[Records from a data collection]
◆ ◆ ◆ ◆ ◆ ◆ ◆

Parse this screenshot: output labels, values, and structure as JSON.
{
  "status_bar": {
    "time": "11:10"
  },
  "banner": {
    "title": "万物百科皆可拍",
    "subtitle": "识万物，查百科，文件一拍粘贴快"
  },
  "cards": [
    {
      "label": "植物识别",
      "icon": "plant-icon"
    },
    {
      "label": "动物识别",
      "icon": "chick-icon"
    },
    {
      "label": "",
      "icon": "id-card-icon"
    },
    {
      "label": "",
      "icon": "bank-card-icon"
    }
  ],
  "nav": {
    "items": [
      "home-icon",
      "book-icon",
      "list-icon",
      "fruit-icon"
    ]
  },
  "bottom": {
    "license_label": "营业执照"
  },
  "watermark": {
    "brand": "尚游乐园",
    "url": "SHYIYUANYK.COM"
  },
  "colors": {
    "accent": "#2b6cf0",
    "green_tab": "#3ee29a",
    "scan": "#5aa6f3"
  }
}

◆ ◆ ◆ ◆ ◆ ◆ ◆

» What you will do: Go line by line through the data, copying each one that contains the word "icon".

» Task output:
      "icon": "plant-icon"
      "icon": "chick-icon"
      "icon": "id-card-icon"
      "icon": "bank-card-icon"
      "home-icon",
      "book-icon",
      "list-icon",
      "fruit-icon"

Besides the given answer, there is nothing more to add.